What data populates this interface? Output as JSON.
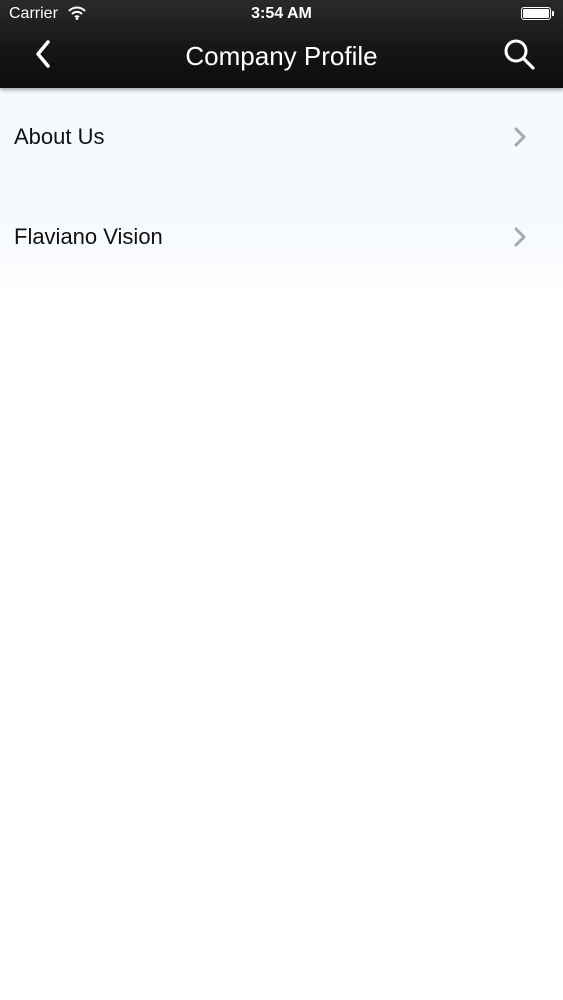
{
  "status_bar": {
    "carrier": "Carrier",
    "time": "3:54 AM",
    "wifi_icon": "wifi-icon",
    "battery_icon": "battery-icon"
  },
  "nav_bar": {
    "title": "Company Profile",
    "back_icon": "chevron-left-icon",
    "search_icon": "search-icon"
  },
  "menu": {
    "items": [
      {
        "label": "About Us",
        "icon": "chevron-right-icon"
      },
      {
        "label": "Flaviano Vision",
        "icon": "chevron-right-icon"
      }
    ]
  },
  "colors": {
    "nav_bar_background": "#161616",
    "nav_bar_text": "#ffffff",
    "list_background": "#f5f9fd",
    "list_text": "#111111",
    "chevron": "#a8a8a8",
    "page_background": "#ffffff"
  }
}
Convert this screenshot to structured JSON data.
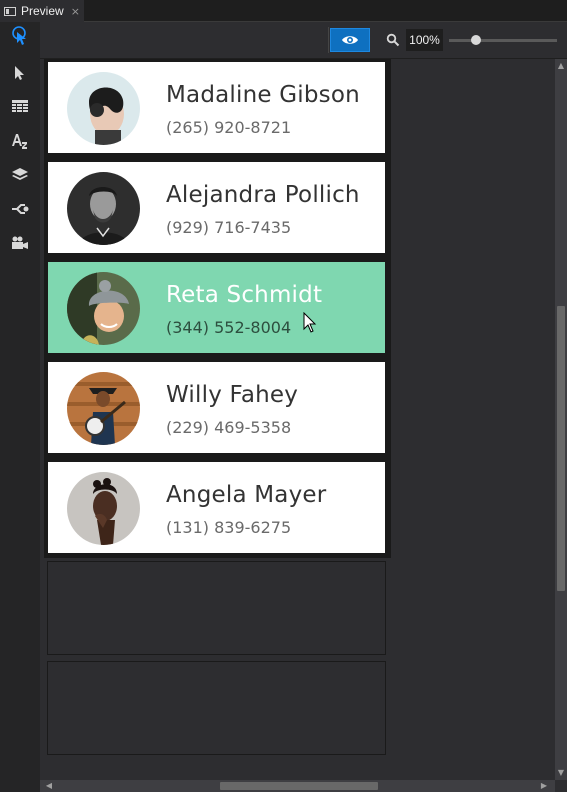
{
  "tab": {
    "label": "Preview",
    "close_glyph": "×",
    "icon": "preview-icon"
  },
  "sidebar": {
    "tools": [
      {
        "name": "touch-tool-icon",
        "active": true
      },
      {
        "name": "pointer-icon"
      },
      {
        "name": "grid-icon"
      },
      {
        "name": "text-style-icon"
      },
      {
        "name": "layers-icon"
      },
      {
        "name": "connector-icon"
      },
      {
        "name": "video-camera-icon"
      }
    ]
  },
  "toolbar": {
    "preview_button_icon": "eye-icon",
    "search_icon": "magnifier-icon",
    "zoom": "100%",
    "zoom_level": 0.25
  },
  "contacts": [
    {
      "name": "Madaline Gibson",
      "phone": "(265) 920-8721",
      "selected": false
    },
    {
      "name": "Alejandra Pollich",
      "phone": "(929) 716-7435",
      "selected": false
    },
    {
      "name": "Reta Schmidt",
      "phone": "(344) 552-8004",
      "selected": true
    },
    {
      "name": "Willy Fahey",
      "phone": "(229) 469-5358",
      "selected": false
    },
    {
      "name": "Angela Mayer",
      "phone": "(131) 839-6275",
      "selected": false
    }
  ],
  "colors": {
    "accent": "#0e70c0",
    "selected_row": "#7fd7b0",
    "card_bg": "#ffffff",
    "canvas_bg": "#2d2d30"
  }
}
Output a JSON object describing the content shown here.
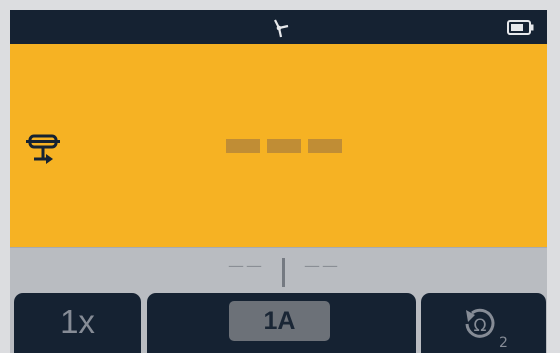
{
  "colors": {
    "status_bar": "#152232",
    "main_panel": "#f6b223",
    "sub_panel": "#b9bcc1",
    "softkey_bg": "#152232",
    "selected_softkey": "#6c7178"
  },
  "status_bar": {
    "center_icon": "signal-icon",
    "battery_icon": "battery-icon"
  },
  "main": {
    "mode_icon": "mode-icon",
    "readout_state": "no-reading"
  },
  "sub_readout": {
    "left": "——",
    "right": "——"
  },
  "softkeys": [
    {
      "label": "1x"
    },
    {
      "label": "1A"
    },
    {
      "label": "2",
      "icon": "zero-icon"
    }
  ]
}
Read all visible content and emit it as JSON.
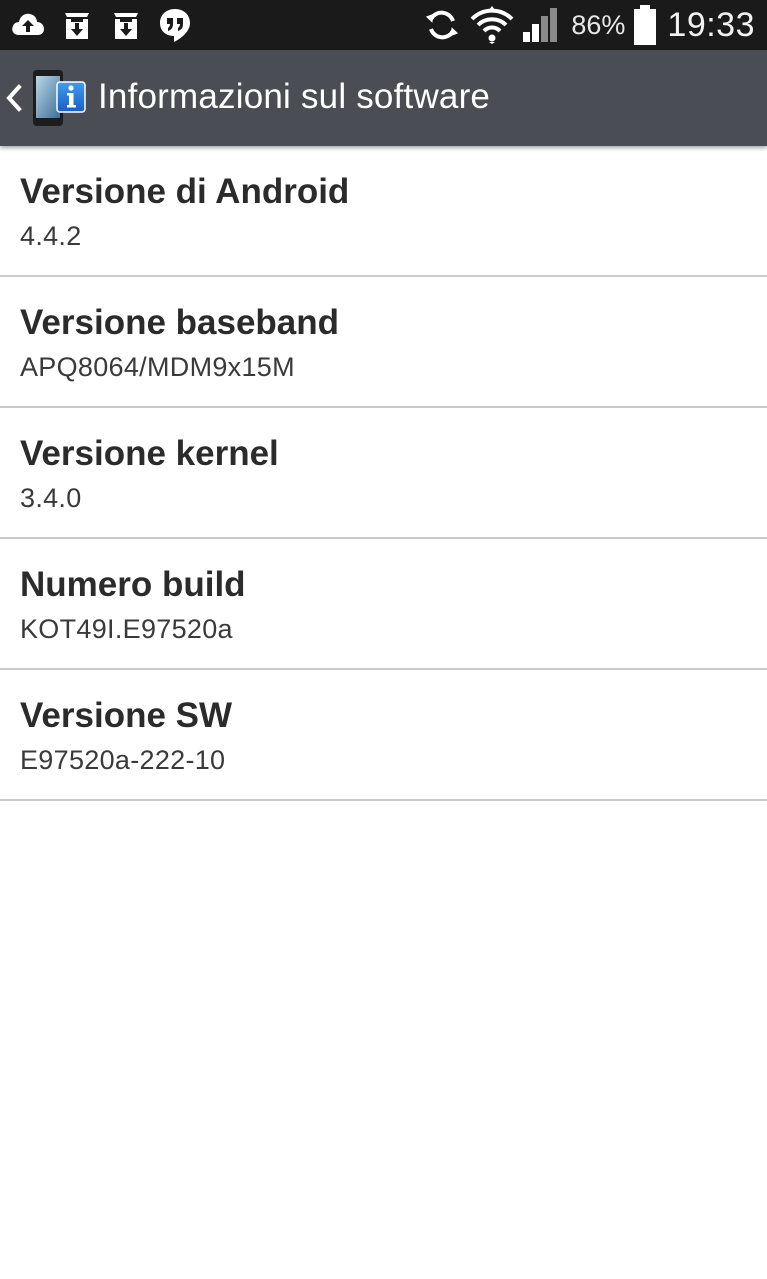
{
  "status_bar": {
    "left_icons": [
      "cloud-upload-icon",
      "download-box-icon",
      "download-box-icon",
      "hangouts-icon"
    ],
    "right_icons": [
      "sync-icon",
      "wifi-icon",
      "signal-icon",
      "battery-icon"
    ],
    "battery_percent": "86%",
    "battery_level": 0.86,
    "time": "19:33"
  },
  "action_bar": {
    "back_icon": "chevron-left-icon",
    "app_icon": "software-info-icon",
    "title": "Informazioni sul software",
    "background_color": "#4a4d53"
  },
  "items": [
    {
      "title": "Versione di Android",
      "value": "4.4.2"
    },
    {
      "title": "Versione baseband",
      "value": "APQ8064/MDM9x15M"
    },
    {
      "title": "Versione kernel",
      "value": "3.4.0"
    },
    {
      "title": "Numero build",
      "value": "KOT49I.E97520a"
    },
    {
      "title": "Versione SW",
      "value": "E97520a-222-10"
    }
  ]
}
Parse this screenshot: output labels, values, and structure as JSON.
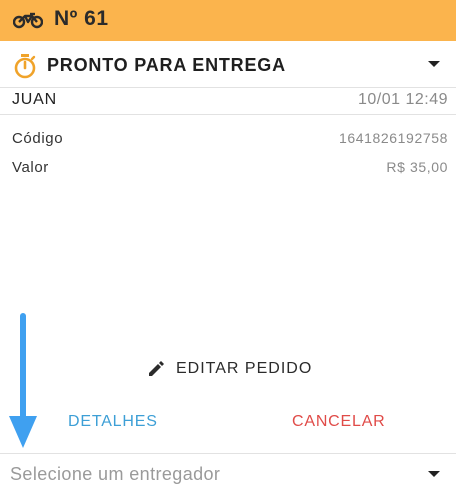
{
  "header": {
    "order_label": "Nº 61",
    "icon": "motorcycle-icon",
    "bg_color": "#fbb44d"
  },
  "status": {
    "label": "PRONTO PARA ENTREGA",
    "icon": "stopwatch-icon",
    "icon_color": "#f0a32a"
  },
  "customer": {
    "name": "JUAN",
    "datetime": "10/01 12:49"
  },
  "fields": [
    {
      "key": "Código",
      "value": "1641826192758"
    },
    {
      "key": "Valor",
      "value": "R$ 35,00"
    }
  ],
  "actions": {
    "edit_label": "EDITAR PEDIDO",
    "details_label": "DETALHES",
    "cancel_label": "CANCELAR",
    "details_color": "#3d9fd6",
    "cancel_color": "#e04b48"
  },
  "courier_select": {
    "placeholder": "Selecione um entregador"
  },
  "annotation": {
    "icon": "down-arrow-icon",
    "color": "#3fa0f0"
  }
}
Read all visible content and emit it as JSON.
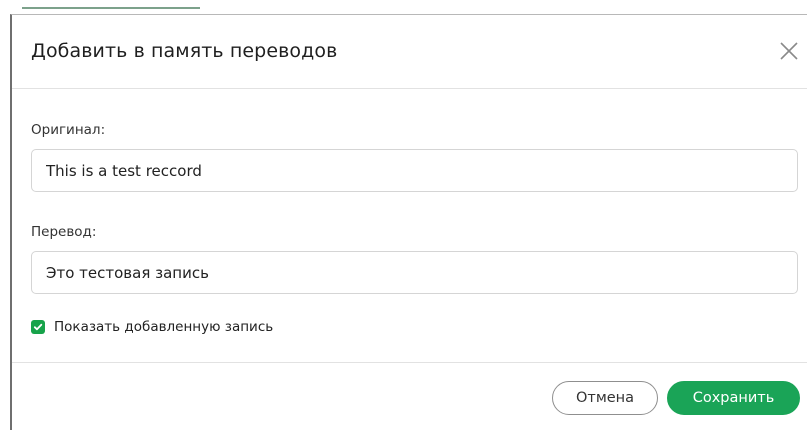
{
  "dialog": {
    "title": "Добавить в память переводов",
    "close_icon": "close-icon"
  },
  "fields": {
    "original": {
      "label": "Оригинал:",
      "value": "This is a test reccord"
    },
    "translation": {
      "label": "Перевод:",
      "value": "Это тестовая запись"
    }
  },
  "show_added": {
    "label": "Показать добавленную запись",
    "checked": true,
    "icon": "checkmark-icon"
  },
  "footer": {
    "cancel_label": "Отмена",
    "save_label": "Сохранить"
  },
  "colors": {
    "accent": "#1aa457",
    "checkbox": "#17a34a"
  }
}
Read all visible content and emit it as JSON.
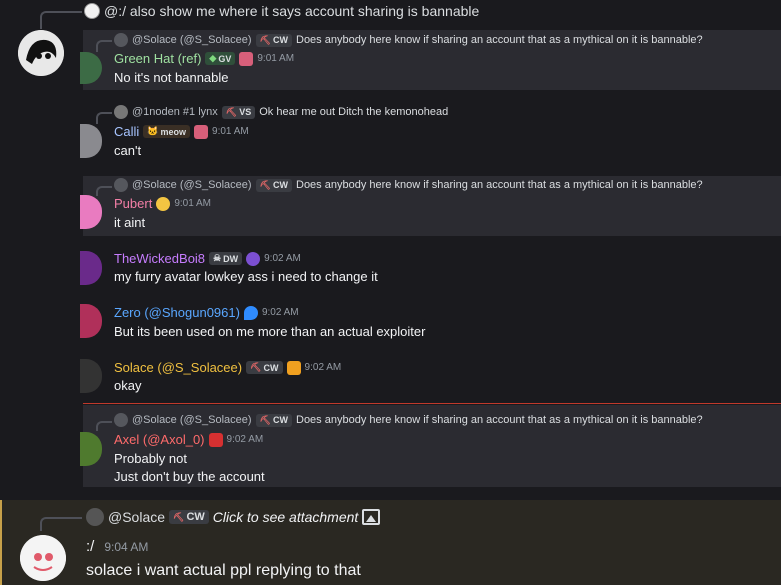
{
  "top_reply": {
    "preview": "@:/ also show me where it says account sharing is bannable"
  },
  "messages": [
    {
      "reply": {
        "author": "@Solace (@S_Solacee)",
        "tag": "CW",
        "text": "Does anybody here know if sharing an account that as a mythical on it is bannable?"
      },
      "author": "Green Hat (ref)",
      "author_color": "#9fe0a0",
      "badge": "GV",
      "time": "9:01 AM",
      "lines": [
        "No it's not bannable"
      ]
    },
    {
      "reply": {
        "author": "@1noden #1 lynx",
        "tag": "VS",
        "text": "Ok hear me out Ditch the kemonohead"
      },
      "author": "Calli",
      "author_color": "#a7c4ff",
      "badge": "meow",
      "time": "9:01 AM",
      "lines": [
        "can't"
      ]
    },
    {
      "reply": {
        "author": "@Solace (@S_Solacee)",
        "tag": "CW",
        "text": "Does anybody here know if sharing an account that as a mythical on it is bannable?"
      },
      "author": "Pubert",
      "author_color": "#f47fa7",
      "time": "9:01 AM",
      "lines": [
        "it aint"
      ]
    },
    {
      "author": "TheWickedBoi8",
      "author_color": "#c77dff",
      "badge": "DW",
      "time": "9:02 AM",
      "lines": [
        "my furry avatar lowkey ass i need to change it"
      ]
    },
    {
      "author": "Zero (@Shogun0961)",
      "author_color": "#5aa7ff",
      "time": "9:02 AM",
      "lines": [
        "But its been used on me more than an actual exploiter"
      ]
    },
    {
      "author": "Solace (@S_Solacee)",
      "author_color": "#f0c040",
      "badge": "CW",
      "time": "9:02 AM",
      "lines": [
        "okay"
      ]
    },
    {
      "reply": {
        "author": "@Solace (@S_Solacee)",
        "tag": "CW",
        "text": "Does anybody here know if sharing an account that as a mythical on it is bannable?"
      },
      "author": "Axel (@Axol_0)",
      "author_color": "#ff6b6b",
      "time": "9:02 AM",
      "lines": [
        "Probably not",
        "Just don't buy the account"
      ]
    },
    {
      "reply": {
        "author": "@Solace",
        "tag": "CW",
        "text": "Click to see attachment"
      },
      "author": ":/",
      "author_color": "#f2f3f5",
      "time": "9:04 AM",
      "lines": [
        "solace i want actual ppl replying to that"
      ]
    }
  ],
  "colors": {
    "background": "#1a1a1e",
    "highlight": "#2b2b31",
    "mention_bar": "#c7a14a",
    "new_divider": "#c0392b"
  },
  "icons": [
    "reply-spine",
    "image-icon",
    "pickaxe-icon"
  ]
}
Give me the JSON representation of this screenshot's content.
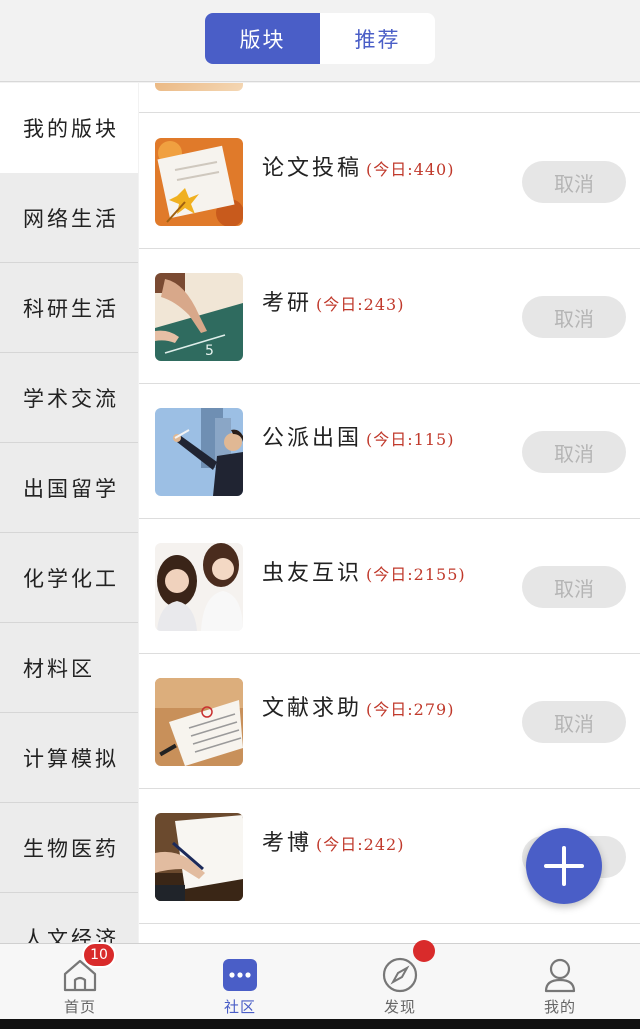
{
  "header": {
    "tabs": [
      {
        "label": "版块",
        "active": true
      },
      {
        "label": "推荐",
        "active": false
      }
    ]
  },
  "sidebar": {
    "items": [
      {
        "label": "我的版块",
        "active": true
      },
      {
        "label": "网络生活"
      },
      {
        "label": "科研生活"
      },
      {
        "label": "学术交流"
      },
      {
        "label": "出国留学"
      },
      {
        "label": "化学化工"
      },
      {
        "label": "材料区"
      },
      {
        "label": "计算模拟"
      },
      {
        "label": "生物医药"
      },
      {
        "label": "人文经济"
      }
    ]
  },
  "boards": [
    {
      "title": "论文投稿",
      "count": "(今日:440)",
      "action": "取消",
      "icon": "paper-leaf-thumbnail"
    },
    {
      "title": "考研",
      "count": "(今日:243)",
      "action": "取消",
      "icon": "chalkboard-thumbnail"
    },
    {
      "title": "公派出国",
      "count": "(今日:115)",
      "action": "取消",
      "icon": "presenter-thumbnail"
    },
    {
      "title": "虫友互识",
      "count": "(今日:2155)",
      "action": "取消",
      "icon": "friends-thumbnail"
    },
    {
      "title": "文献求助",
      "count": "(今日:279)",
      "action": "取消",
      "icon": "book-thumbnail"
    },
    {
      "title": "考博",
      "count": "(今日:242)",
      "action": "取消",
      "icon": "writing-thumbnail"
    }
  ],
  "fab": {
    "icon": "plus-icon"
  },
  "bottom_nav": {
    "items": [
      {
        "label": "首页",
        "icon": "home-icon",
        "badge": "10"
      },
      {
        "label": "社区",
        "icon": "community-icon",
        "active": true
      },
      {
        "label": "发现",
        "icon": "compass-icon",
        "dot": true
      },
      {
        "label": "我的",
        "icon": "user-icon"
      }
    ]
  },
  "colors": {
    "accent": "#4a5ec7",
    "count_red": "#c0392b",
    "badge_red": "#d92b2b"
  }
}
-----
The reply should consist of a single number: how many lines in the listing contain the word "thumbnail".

#### SOLUTION FOR THIS EXERCISE:
6